One specific note: make sure to learn about format strings if you aren't already familiar with them. You can refer to the Wikipedia article on Printf format strings, or to the Go-specific documentation. You will likely be much happier using functions like 'log.Printf' or 'fmt.Printf' than trying to achieve the same effects with multiple print functions.
You might also consider trying to condense each individual event you report into a single line to facilitate your ability to scan output quickly.
It should be noted that tweaking timeouts rarely fixes bugs, and that doing so should be a last resort. We frequently see students willing to keep making arbitrary tweaks to their code (especially timeouts) rather than following a careful debugging process. Doing this is a great way to obscure underlying bugs by masking them instead of fixing them; they will often still show up in rare cases, even if they appear fixed in the common case.
In particular, in Raft, there are wide ranges of timeouts that will let your code work. While you CAN pick bad timeout values, it won't take much time to find timeouts that are functional.
It's worth noting that there may be multiple faults in your code! It is often easiest to narrow down a bug by focusing on the first fault, rather than the last, because then there will be fewer errors in the program state to consider.
Try to avoid ruling out a bug in one piece of code simply because you believe that it's correct. If you're dealing with a bug, that usually implies that there's something wrong with your mental model of your code -- either how your implementation actually works, or else your understanding of how it's supposed to work. As such, you can't rely too much on your mental model; always verify your assumptions.

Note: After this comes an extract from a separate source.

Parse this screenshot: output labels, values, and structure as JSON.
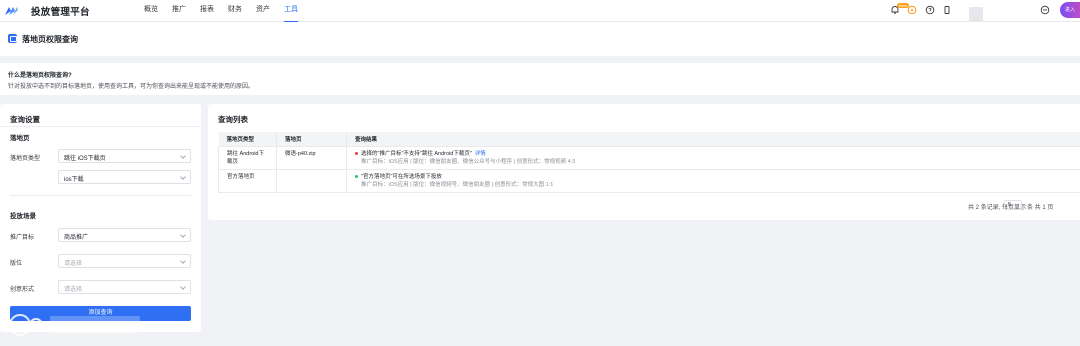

Debugging is a complex and multifaceted skill, and doing it well takes discipline and clear consideration. Try to think carefully about why your debugging approaches are succeeding or failing (or even just being convenient or painful), and take the time to find and explore new approaches that may help you. Time invested now in improving your debugging knowledge will pay off well in later labs.
Making premature fixes are often dangerous when debugging. They may or may not solve the issue you're locking at, and are just as likely to shift the exact location and presentation of the fault you're trying to track down. Even worse, they may simply mask the real fault, rather than solve it. Wait until you're confident about the exact fault causing your observable error before you attempt a fix.

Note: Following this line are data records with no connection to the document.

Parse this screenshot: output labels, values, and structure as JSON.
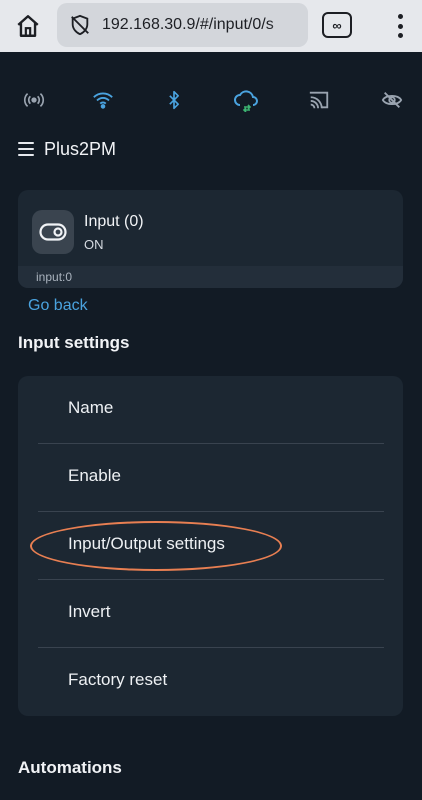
{
  "browser": {
    "url": "192.168.30.9/#/input/0/s",
    "tabs_label": "∞"
  },
  "colors": {
    "accent": "#4aa3df",
    "wifi": "#4aa3df",
    "cloud_arrows": "#3cb371",
    "highlight": "#e87f52"
  },
  "status_icons": [
    "broadcast-icon",
    "wifi-icon",
    "bluetooth-icon",
    "cloud-sync-icon",
    "cast-icon",
    "eye-off-icon"
  ],
  "device": {
    "title": "Plus2PM"
  },
  "input_card": {
    "name": "Input (0)",
    "state": "ON",
    "id_label": "input:0"
  },
  "go_back": "Go back",
  "input_settings": {
    "title": "Input settings",
    "items": [
      {
        "label": "Name"
      },
      {
        "label": "Enable"
      },
      {
        "label": "Input/Output settings"
      },
      {
        "label": "Invert"
      },
      {
        "label": "Factory reset"
      }
    ]
  },
  "automations": {
    "title": "Automations"
  }
}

Sometimes, making a fix doesn't immediately solve all of your problems. Sometimes, the same test case still fails, because the old fault was corrected, and a new fault that was previously hidden is now visible.
Don't neglect the possibility of bugs in your glue code. Elements like main loops, locks, and channel I/O may seem simple and unlikely to be wrong, but they can sometimes hide extremely challenging bugs.
When possible, consider writing your code to "fail loudly". Instead of trying to tolerate unexpected states, try to explicitly detect states that should never be allowed to happen, and immediately report these errors. Consider even immediately calling the Go 'panic' function in these cases to fail especially loudly. See also the Wikipedia page on Offensive programming techniques. Remember that the longer you allow errors to remain latent, the longer it will take to narrow down the true underlying fault.
When dealing with a bug that occurs sporadically, the best approach is usually to log aggressively and dump the output to a file. It's easier to filter out irrelevant parts of a verbose log (such as with a separate script) than it is to wait for the error to reappear after N runs.
When you're failing a test, and it's not obvious why, it's usually worth taking the time to understand what the test is actually doing, and which part of the test is observing the problem. It can be helpful to add print statements to the test code so that you know when events are happening.
And one last note: locking strategy matters. A lack of races reported by the race detector does not indicate that your locking strategy is correct. In particular, fine-grained locks can be dangerous, because they can introduce more changes for interleaving.